§ **What to work on**: What you produce should match the records exactly, line for line.
(Supplied material)
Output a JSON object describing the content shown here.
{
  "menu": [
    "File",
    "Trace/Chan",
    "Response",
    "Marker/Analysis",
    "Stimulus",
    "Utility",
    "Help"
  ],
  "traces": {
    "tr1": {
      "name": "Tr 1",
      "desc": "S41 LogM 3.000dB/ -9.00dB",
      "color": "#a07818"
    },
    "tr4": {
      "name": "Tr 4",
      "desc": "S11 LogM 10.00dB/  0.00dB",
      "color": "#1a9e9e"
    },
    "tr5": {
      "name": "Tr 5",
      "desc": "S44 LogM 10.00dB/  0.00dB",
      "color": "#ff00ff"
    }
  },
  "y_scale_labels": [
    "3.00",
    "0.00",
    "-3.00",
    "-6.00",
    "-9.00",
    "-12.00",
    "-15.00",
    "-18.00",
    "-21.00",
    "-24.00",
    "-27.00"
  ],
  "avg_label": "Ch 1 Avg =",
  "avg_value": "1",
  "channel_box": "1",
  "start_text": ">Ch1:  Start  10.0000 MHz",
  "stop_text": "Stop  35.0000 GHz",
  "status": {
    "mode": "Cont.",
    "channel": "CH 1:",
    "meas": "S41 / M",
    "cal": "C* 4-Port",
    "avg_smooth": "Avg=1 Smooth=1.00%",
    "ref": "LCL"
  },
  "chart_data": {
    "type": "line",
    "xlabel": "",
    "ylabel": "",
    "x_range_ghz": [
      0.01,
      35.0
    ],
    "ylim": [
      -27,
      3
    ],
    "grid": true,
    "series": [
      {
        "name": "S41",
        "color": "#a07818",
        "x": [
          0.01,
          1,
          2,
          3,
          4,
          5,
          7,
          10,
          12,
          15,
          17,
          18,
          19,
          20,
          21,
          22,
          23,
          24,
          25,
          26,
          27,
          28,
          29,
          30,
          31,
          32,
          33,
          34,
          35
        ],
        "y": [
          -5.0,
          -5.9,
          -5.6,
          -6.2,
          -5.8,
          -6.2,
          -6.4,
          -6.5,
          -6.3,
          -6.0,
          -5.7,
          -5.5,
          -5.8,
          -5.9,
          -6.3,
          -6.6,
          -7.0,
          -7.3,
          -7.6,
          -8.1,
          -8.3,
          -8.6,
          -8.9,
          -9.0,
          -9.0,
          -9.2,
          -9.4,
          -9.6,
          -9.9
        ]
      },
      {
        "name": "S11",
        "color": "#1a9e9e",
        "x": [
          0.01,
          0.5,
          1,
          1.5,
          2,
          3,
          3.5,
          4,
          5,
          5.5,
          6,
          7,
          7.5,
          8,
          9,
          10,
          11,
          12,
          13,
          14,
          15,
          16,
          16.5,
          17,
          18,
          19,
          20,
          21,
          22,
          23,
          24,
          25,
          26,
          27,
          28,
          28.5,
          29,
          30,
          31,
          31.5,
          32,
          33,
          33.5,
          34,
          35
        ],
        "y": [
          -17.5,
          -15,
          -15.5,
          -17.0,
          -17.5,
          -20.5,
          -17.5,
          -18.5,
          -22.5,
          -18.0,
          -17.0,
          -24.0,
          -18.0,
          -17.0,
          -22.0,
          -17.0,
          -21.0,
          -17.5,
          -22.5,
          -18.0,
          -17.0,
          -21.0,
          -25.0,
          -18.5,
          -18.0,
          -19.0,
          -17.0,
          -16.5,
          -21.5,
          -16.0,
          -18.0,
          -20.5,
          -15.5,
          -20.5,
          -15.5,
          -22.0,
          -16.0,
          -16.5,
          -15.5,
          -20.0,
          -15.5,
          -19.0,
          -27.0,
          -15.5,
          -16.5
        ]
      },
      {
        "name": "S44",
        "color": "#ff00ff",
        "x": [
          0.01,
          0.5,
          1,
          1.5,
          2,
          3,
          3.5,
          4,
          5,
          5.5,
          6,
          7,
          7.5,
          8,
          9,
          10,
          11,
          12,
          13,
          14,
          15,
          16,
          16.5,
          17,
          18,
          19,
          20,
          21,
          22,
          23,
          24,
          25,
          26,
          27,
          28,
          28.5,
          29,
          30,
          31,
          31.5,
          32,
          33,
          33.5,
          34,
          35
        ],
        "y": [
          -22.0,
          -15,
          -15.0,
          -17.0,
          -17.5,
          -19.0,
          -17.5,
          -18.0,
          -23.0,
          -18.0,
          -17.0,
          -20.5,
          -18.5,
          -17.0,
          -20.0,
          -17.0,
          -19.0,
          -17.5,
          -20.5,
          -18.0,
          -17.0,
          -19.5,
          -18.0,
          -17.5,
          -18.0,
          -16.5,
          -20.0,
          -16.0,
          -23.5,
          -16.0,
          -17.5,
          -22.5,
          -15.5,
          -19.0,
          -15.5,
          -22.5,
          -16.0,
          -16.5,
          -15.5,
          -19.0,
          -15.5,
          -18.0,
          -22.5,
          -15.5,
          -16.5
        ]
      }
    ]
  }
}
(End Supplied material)
§ **Finished exercise**:
Output a JSON object describing the content shown here.
{
  "menu": [
    "File",
    "Trace/Chan",
    "Response",
    "Marker/Analysis",
    "Stimulus",
    "Utility",
    "Help"
  ],
  "traces": {
    "tr1": {
      "name": "Tr 1",
      "desc": "S41 LogM 3.000dB/ -9.00dB",
      "color": "#a07818"
    },
    "tr4": {
      "name": "Tr 4",
      "desc": "S11 LogM 10.00dB/  0.00dB",
      "color": "#1a9e9e"
    },
    "tr5": {
      "name": "Tr 5",
      "desc": "S44 LogM 10.00dB/  0.00dB",
      "color": "#ff00ff"
    }
  },
  "y_scale_labels": [
    "3.00",
    "0.00",
    "-3.00",
    "-6.00",
    "-9.00",
    "-12.00",
    "-15.00",
    "-18.00",
    "-21.00",
    "-24.00",
    "-27.00"
  ],
  "avg_label": "Ch 1 Avg =",
  "avg_value": "1",
  "channel_box": "1",
  "start_text": ">Ch1:  Start  10.0000 MHz",
  "stop_text": "Stop  35.0000 GHz",
  "status": {
    "mode": "Cont.",
    "channel": "CH 1:",
    "meas": "S41 / M",
    "cal": "C* 4-Port",
    "avg_smooth": "Avg=1 Smooth=1.00%",
    "ref": "LCL"
  },
  "chart_data": {
    "type": "line",
    "xlabel": "",
    "ylabel": "",
    "x_range_ghz": [
      0.01,
      35.0
    ],
    "ylim": [
      -27,
      3
    ],
    "grid": true,
    "series": [
      {
        "name": "S41",
        "color": "#a07818",
        "x": [
          0.01,
          1,
          2,
          3,
          4,
          5,
          7,
          10,
          12,
          15,
          17,
          18,
          19,
          20,
          21,
          22,
          23,
          24,
          25,
          26,
          27,
          28,
          29,
          30,
          31,
          32,
          33,
          34,
          35
        ],
        "y": [
          -5.0,
          -5.9,
          -5.6,
          -6.2,
          -5.8,
          -6.2,
          -6.4,
          -6.5,
          -6.3,
          -6.0,
          -5.7,
          -5.5,
          -5.8,
          -5.9,
          -6.3,
          -6.6,
          -7.0,
          -7.3,
          -7.6,
          -8.1,
          -8.3,
          -8.6,
          -8.9,
          -9.0,
          -9.0,
          -9.2,
          -9.4,
          -9.6,
          -9.9
        ]
      },
      {
        "name": "S11",
        "color": "#1a9e9e",
        "x": [
          0.01,
          0.5,
          1,
          1.5,
          2,
          3,
          3.5,
          4,
          5,
          5.5,
          6,
          7,
          7.5,
          8,
          9,
          10,
          11,
          12,
          13,
          14,
          15,
          16,
          16.5,
          17,
          18,
          19,
          20,
          21,
          22,
          23,
          24,
          25,
          26,
          27,
          28,
          28.5,
          29,
          30,
          31,
          31.5,
          32,
          33,
          33.5,
          34,
          35
        ],
        "y": [
          -17.5,
          -15,
          -15.5,
          -17.0,
          -17.5,
          -20.5,
          -17.5,
          -18.5,
          -22.5,
          -18.0,
          -17.0,
          -24.0,
          -18.0,
          -17.0,
          -22.0,
          -17.0,
          -21.0,
          -17.5,
          -22.5,
          -18.0,
          -17.0,
          -21.0,
          -25.0,
          -18.5,
          -18.0,
          -19.0,
          -17.0,
          -16.5,
          -21.5,
          -16.0,
          -18.0,
          -20.5,
          -15.5,
          -20.5,
          -15.5,
          -22.0,
          -16.0,
          -16.5,
          -15.5,
          -20.0,
          -15.5,
          -19.0,
          -27.0,
          -15.5,
          -16.5
        ]
      },
      {
        "name": "S44",
        "color": "#ff00ff",
        "x": [
          0.01,
          0.5,
          1,
          1.5,
          2,
          3,
          3.5,
          4,
          5,
          5.5,
          6,
          7,
          7.5,
          8,
          9,
          10,
          11,
          12,
          13,
          14,
          15,
          16,
          16.5,
          17,
          18,
          19,
          20,
          21,
          22,
          23,
          24,
          25,
          26,
          27,
          28,
          28.5,
          29,
          30,
          31,
          31.5,
          32,
          33,
          33.5,
          34,
          35
        ],
        "y": [
          -22.0,
          -15,
          -15.0,
          -17.0,
          -17.5,
          -19.0,
          -17.5,
          -18.0,
          -23.0,
          -18.0,
          -17.0,
          -20.5,
          -18.5,
          -17.0,
          -20.0,
          -17.0,
          -19.0,
          -17.5,
          -20.5,
          -18.0,
          -17.0,
          -19.5,
          -18.0,
          -17.5,
          -18.0,
          -16.5,
          -20.0,
          -16.0,
          -23.5,
          -16.0,
          -17.5,
          -22.5,
          -15.5,
          -19.0,
          -15.5,
          -22.5,
          -16.0,
          -16.5,
          -15.5,
          -19.0,
          -15.5,
          -18.0,
          -22.5,
          -15.5,
          -16.5
        ]
      }
    ]
  }
}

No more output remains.